The total body makeover that the Tampa Bay Buccaneers got over the offseason apparently is quite the success.
In a game that was held up for about 20 minutes after halftime due to lightning strikes, the Carolina Panthers should have had someone go bottle some for use in the second half. They entered intermission without having scored.
Cam Newton’s first half of the 2012 season was a dud. So was everyone else’s on the offense. Let’s put it this way: WR Keolaha Pilares was the Panthers’ leading rusher. He had one attempt for five yards.
The team tied for a franchise tying record low of 10 yards. TEN. With Newton, DeAngelo Williams, and Mike Tolbert.
I’ll leave the play-by-play for you to see on Sportscenter or to watch highlights online, but the game was every bit as ugly for Panthers’ fans as it sounds. The offense barely had over a hundred total yards in the first half.
The second half gave us a glimpse of the team Carolina fans expected to see all year. Newton and the Panthers exploded on their first possession after the weather delay and marched them 70 yards, hitting a wide-open Brandon LaFell for a 22-yard TD pass.
Under heavy pressure from a blitz, Cam read it perfectly and actually double-clutched his throw. He nearly tossed it out in the flat to his “hot” receiver as the Bucs brought a “house” blitz, but then saw LaFell moving across the field on a slant from his tight-in slot WR position on that particular play. I don’t know exactly why he was there, but the formation was fairly tight and these days WRs are sometimes called upon to give the DE a shove – called a “chip block” – to help lull the initial burst of the pass rush.
Newton saw that he’d have an easy TD and held on just as he started his throwing motion and zipped the ball to LaFell.
That was about all the fireworks for the Panthers the entire game.
I have to give credit to the Tampa Bay Buccaneers for the victory. I figured they’d come into the season, make some early mistakes, lose a few ball games, but start getting things together by midseason and finish strong like many young teams do.
It’s what the Panthers did last season.
No, the Bucs played like a bunch of grizzled veterans. They moved the chains when they had to; they stopped the Panthers when the game was on the line. In short, they played a full 60 minutes and played hard. They smelled the blood in the water, went in for the kill, and notched their first victory of the short season.
Obviously, the Panthers didn’t play their best game. Newton’s stats were artificially good-looking other than the turnovers: 22/33 for 303 yards with a TD and 2 INTs. The first interception came on a tipped pass while the second one was just a bad throw. Newton was hot and cold all day and only had the one consistent drive when they scored a TD.

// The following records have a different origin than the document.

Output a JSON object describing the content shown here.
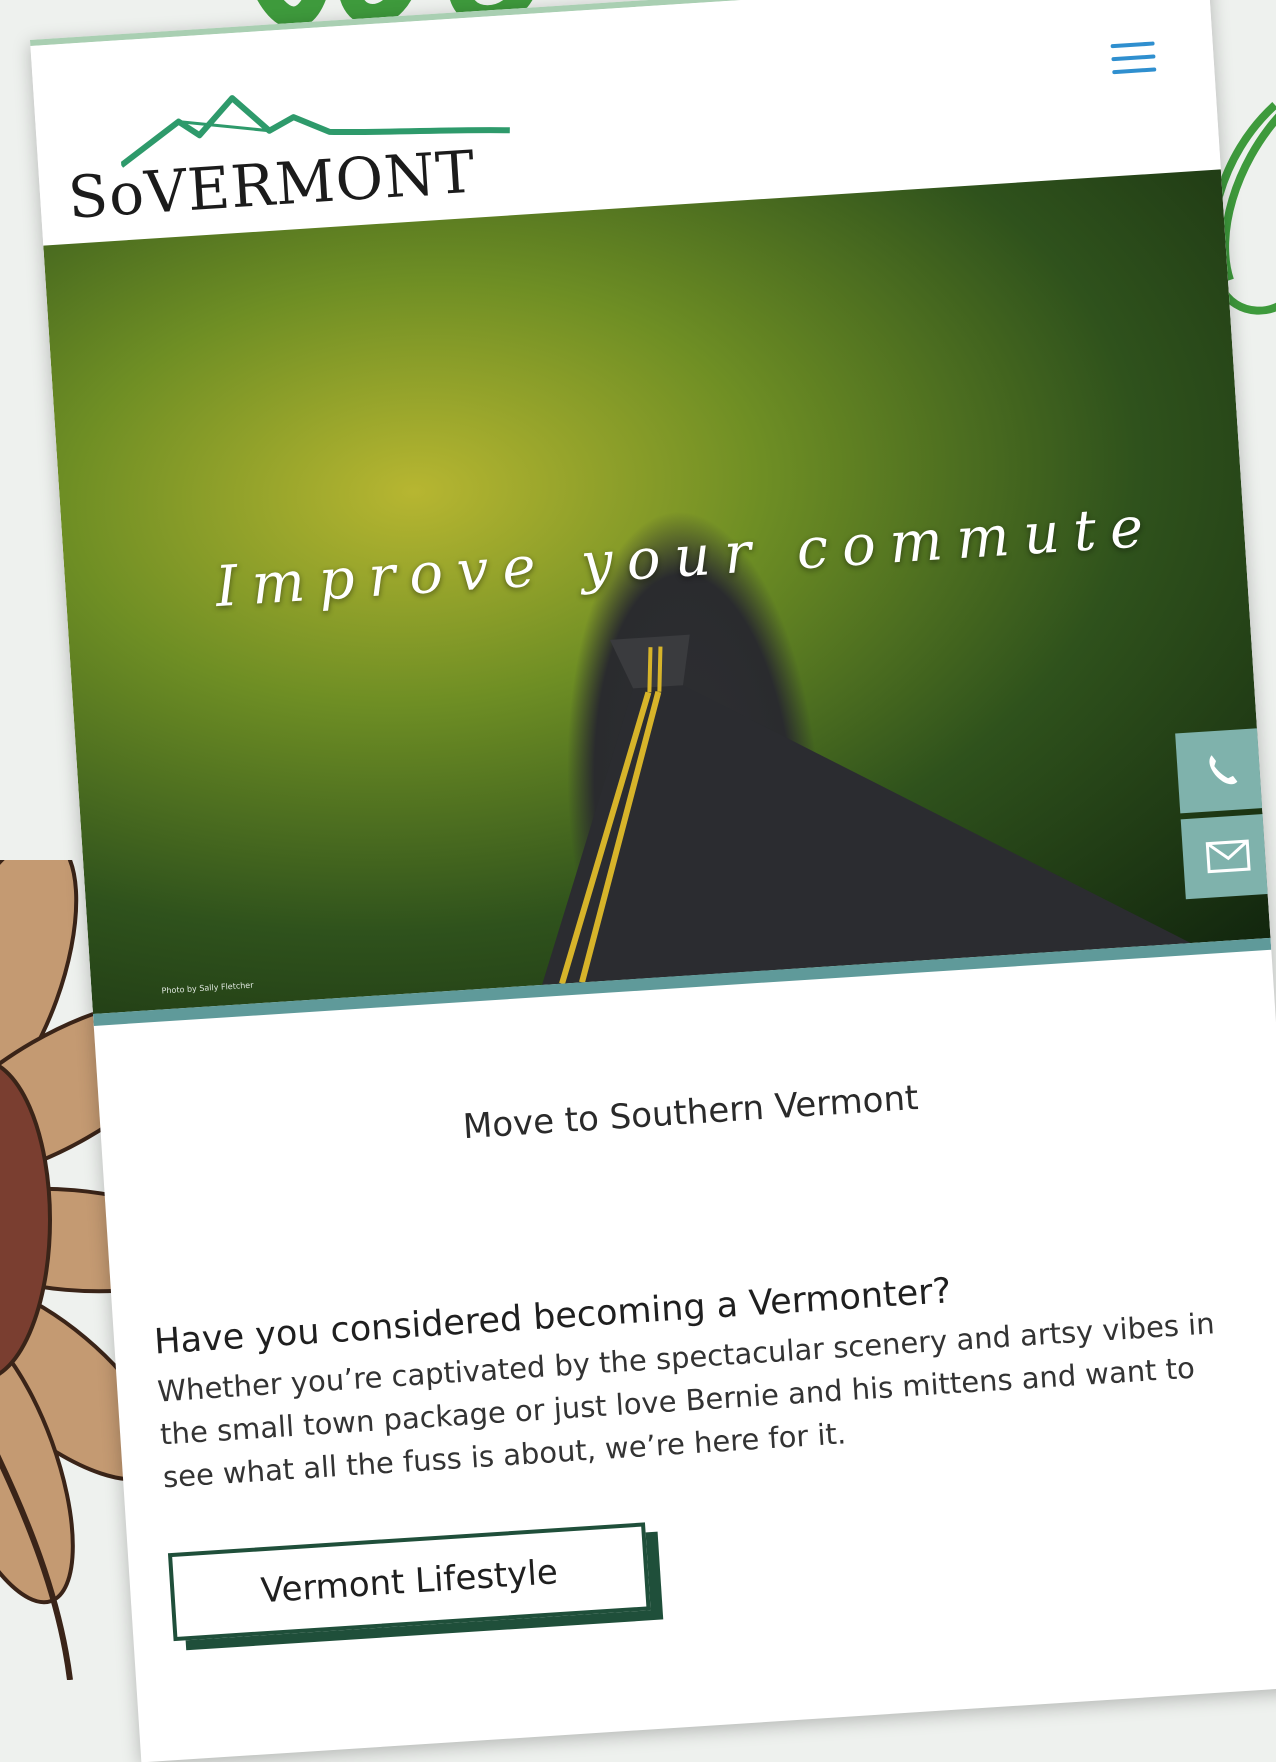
{
  "brand": {
    "logo_text": "SoVERMONT",
    "accent_green": "#2e9a6b",
    "menu_color": "#2f8fcf"
  },
  "hero": {
    "title": "Improve your commute",
    "photo_credit": "Photo by Sally Fletcher",
    "border_color": "#5f9a9a"
  },
  "contact": {
    "phone_icon": "phone-icon",
    "email_icon": "envelope-icon"
  },
  "main": {
    "section_title": "Move to Southern Vermont",
    "subhead": "Have you considered becoming a Vermonter?",
    "paragraph": "Whether you’re captivated by the spectacular scenery and artsy vibes in the small town package or just love Bernie and his mittens and want to see what all the fuss is about, we’re here for it.",
    "lifestyle_button": "Vermont Lifestyle"
  }
}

Without going on TOO much of a rant or playing the Blame Game, I’ll first say that part of this loss is on Cam’s inconsistent play but he didn’t play any worse than the rest of the offense. On one critical series in the second half, rookie LG Amini Silatolu was flagged for a false start. A couple of plays later, RG Geoff Hangartner did the same thing. One’s a rookie and the other is an 8-year veteran. The fact that the guards were jumpy is a testament to the strong play of the Buccaneers defensive tackles, Gerald McCoy and Roy Miller, and the inside pass rush in general.
The Panthers had an outside chance for a 52 or 53-yard FG attempt at the end of the first half, but were pushed back 5 yards by…wait for it….wait for it…a false start.
I think as much “blame” should go to Ron Rivera as anyone else. The Panthers actually out-gained the Bucs 6.1 to 4.2 yards per play. For one thing, it shows that the Bucs were much more consistent while the Panthers did little, but would bust a big play once in a while that didn’t score.
Rivera and his staff ran only 49 offensive plays…36 passes and 13 rushes. That sort of imbalance just doesn’t work, and if that’s your game plan then why even have so many highly-paid and talented running backs? With their depth in the backfield, losing any one guy for a game, like Jonathan Stewart, should NOT be an issue AT ALL.
Chalk this loss up to rookie-like coaching. The Panthers weren’t nearly as prepared for their opponent as Greg Schiano’s troops were. The Bucs didn’t even draw a flag until the second half, “scab” officials or not. That’s a sign of a disciplined team, and another testament to the job Schiano is apparently doing.
With the Saints, Giants, and Falcons coming on the schedule, the fear now is that an 0-4 start is very clearly on the table unless Rivera can pull his guys together…and fast.
Next week should tell us what we need to know. If the Panthers play like they did today, they’re looking at a blowout loss. If they answer the bell and get on the move, the Saints are still mortal.
Week two will set the tone for the rest of the season and Rivera, Newton, and everyone in the organization knows it.